_The task:_ Every record that follows must be set down word for word.

_Records shown:_

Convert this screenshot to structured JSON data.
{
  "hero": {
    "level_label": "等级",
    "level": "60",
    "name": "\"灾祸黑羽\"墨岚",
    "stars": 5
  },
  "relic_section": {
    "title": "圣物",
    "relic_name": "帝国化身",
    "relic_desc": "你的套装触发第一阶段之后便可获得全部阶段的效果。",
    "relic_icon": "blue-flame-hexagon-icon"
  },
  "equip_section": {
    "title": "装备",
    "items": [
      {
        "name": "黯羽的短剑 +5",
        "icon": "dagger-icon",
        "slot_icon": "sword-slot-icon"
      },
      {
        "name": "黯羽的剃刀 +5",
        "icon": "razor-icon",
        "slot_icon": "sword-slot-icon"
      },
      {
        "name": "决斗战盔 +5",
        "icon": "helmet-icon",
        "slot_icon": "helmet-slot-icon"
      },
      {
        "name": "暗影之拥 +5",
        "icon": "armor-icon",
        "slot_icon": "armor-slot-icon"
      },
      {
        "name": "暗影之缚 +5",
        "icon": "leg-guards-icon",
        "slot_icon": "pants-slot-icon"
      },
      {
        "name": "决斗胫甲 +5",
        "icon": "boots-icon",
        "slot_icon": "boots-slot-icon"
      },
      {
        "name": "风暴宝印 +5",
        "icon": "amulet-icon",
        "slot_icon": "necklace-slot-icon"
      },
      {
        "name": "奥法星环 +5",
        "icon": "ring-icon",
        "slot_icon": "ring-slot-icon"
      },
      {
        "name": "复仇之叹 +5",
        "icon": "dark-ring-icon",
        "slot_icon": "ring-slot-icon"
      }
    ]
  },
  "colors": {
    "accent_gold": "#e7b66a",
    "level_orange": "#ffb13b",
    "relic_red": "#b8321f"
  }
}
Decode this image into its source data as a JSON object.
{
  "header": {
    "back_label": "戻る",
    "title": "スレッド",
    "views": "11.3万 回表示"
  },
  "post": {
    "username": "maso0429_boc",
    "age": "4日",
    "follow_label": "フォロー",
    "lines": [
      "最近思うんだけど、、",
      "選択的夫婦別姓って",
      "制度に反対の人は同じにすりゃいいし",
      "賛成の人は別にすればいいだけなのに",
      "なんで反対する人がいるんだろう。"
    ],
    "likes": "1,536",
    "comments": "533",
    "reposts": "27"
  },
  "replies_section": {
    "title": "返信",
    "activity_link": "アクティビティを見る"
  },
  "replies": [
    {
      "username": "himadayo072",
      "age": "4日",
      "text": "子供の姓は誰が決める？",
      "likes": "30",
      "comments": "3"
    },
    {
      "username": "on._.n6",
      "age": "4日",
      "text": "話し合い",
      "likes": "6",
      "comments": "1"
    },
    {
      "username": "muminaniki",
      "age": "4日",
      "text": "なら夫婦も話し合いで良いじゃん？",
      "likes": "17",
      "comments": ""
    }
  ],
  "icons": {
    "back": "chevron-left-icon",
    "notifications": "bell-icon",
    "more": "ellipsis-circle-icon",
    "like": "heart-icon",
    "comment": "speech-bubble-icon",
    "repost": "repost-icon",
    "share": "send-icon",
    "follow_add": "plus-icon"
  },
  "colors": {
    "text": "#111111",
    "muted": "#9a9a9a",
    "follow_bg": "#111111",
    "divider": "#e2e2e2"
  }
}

_Written response:_
Convert this screenshot to structured JSON data.
{
  "hero": {
    "level_label": "等级",
    "level": "60",
    "name": "\"灾祸黑羽\"墨岚",
    "stars": 5
  },
  "relic_section": {
    "title": "圣物",
    "relic_name": "帝国化身",
    "relic_desc": "你的套装触发第一阶段之后便可获得全部阶段的效果。",
    "relic_icon": "blue-flame-hexagon-icon"
  },
  "equip_section": {
    "title": "装备",
    "items": [
      {
        "name": "黯羽的短剑 +5",
        "icon": "dagger-icon",
        "slot_icon": "sword-slot-icon"
      },
      {
        "name": "黯羽的剃刀 +5",
        "icon": "razor-icon",
        "slot_icon": "sword-slot-icon"
      },
      {
        "name": "决斗战盔 +5",
        "icon": "helmet-icon",
        "slot_icon": "helmet-slot-icon"
      },
      {
        "name": "暗影之拥 +5",
        "icon": "armor-icon",
        "slot_icon": "armor-slot-icon"
      },
      {
        "name": "暗影之缚 +5",
        "icon": "leg-guards-icon",
        "slot_icon": "pants-slot-icon"
      },
      {
        "name": "决斗胫甲 +5",
        "icon": "boots-icon",
        "slot_icon": "boots-slot-icon"
      },
      {
        "name": "风暴宝印 +5",
        "icon": "amulet-icon",
        "slot_icon": "necklace-slot-icon"
      },
      {
        "name": "奥法星环 +5",
        "icon": "ring-icon",
        "slot_icon": "ring-slot-icon"
      },
      {
        "name": "复仇之叹 +5",
        "icon": "dark-ring-icon",
        "slot_icon": "ring-slot-icon"
      }
    ]
  },
  "colors": {
    "accent_gold": "#e7b66a",
    "level_orange": "#ffb13b",
    "relic_red": "#b8321f"
  }
}
Decode this image into its source data as a JSON object.
{
  "header": {
    "back_label": "戻る",
    "title": "スレッド",
    "views": "11.3万 回表示"
  },
  "post": {
    "username": "maso0429_boc",
    "age": "4日",
    "follow_label": "フォロー",
    "lines": [
      "最近思うんだけど、、",
      "選択的夫婦別姓って",
      "制度に反対の人は同じにすりゃいいし",
      "賛成の人は別にすればいいだけなのに",
      "なんで反対する人がいるんだろう。"
    ],
    "likes": "1,536",
    "comments": "533",
    "reposts": "27"
  },
  "replies_section": {
    "title": "返信",
    "activity_link": "アクティビティを見る"
  },
  "replies": [
    {
      "username": "himadayo072",
      "age": "4日",
      "text": "子供の姓は誰が決める？",
      "likes": "30",
      "comments": "3"
    },
    {
      "username": "on._.n6",
      "age": "4日",
      "text": "話し合い",
      "likes": "6",
      "comments": "1"
    },
    {
      "username": "muminaniki",
      "age": "4日",
      "text": "なら夫婦も話し合いで良いじゃん？",
      "likes": "17",
      "comments": ""
    }
  ],
  "icons": {
    "back": "chevron-left-icon",
    "notifications": "bell-icon",
    "more": "ellipsis-circle-icon",
    "like": "heart-icon",
    "comment": "speech-bubble-icon",
    "repost": "repost-icon",
    "share": "send-icon",
    "follow_add": "plus-icon"
  },
  "colors": {
    "text": "#111111",
    "muted": "#9a9a9a",
    "follow_bg": "#111111",
    "divider": "#e2e2e2"
  }
}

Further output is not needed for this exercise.